[Source information — start]

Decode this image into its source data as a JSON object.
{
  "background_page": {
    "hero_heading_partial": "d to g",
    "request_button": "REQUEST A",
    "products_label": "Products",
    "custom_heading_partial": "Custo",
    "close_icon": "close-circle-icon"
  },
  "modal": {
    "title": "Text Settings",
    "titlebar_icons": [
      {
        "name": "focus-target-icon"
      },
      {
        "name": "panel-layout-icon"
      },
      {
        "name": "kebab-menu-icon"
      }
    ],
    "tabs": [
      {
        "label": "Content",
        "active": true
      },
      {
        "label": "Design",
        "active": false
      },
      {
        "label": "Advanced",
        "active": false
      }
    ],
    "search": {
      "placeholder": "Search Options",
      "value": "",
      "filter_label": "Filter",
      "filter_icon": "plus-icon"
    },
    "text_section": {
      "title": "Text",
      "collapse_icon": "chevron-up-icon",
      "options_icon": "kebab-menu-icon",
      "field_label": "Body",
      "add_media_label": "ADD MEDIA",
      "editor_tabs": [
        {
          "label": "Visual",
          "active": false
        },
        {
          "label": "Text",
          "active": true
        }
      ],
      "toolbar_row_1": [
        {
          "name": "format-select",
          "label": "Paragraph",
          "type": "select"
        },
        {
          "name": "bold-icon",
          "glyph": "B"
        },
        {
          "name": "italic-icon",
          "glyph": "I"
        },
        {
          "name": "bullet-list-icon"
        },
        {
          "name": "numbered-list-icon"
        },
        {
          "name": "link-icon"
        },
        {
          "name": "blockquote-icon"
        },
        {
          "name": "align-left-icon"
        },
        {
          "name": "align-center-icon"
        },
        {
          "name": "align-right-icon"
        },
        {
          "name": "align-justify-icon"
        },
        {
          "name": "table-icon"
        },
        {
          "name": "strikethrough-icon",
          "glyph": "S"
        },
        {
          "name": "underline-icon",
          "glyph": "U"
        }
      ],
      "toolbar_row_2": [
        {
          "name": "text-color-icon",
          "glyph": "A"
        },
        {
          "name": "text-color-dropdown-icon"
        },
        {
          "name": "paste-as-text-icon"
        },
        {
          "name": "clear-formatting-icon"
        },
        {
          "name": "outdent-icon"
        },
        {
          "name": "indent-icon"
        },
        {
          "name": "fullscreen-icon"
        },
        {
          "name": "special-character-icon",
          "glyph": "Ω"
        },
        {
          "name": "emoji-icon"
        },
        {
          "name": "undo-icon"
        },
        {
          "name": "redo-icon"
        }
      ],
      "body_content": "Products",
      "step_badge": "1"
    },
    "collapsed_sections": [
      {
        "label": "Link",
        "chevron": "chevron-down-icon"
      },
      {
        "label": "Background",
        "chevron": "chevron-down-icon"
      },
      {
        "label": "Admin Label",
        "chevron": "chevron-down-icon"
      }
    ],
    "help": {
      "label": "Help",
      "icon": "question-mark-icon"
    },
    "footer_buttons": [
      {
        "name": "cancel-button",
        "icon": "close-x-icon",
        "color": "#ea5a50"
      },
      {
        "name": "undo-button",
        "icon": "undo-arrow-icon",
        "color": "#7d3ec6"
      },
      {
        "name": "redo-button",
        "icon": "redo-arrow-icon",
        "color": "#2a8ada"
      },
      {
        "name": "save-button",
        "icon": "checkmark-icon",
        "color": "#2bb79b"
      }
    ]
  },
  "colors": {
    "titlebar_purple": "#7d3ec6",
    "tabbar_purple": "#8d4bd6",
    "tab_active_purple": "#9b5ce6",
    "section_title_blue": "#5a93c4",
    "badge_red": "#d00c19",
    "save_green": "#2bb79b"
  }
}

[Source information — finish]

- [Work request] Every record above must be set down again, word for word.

- [Response to this task]
Decode this image into its source data as a JSON object.
{
  "background_page": {
    "hero_heading_partial": "d to g",
    "request_button": "REQUEST A",
    "products_label": "Products",
    "custom_heading_partial": "Custo",
    "close_icon": "close-circle-icon"
  },
  "modal": {
    "title": "Text Settings",
    "titlebar_icons": [
      {
        "name": "focus-target-icon"
      },
      {
        "name": "panel-layout-icon"
      },
      {
        "name": "kebab-menu-icon"
      }
    ],
    "tabs": [
      {
        "label": "Content",
        "active": true
      },
      {
        "label": "Design",
        "active": false
      },
      {
        "label": "Advanced",
        "active": false
      }
    ],
    "search": {
      "placeholder": "Search Options",
      "value": "",
      "filter_label": "Filter",
      "filter_icon": "plus-icon"
    },
    "text_section": {
      "title": "Text",
      "collapse_icon": "chevron-up-icon",
      "options_icon": "kebab-menu-icon",
      "field_label": "Body",
      "add_media_label": "ADD MEDIA",
      "editor_tabs": [
        {
          "label": "Visual",
          "active": false
        },
        {
          "label": "Text",
          "active": true
        }
      ],
      "toolbar_row_1": [
        {
          "name": "format-select",
          "label": "Paragraph",
          "type": "select"
        },
        {
          "name": "bold-icon",
          "glyph": "B"
        },
        {
          "name": "italic-icon",
          "glyph": "I"
        },
        {
          "name": "bullet-list-icon"
        },
        {
          "name": "numbered-list-icon"
        },
        {
          "name": "link-icon"
        },
        {
          "name": "blockquote-icon"
        },
        {
          "name": "align-left-icon"
        },
        {
          "name": "align-center-icon"
        },
        {
          "name": "align-right-icon"
        },
        {
          "name": "align-justify-icon"
        },
        {
          "name": "table-icon"
        },
        {
          "name": "strikethrough-icon",
          "glyph": "S"
        },
        {
          "name": "underline-icon",
          "glyph": "U"
        }
      ],
      "toolbar_row_2": [
        {
          "name": "text-color-icon",
          "glyph": "A"
        },
        {
          "name": "text-color-dropdown-icon"
        },
        {
          "name": "paste-as-text-icon"
        },
        {
          "name": "clear-formatting-icon"
        },
        {
          "name": "outdent-icon"
        },
        {
          "name": "indent-icon"
        },
        {
          "name": "fullscreen-icon"
        },
        {
          "name": "special-character-icon",
          "glyph": "Ω"
        },
        {
          "name": "emoji-icon"
        },
        {
          "name": "undo-icon"
        },
        {
          "name": "redo-icon"
        }
      ],
      "body_content": "Products",
      "step_badge": "1"
    },
    "collapsed_sections": [
      {
        "label": "Link",
        "chevron": "chevron-down-icon"
      },
      {
        "label": "Background",
        "chevron": "chevron-down-icon"
      },
      {
        "label": "Admin Label",
        "chevron": "chevron-down-icon"
      }
    ],
    "help": {
      "label": "Help",
      "icon": "question-mark-icon"
    },
    "footer_buttons": [
      {
        "name": "cancel-button",
        "icon": "close-x-icon",
        "color": "#ea5a50"
      },
      {
        "name": "undo-button",
        "icon": "undo-arrow-icon",
        "color": "#7d3ec6"
      },
      {
        "name": "redo-button",
        "icon": "redo-arrow-icon",
        "color": "#2a8ada"
      },
      {
        "name": "save-button",
        "icon": "checkmark-icon",
        "color": "#2bb79b"
      }
    ]
  },
  "colors": {
    "titlebar_purple": "#7d3ec6",
    "tabbar_purple": "#8d4bd6",
    "tab_active_purple": "#9b5ce6",
    "section_title_blue": "#5a93c4",
    "badge_red": "#d00c19",
    "save_green": "#2bb79b"
  }
}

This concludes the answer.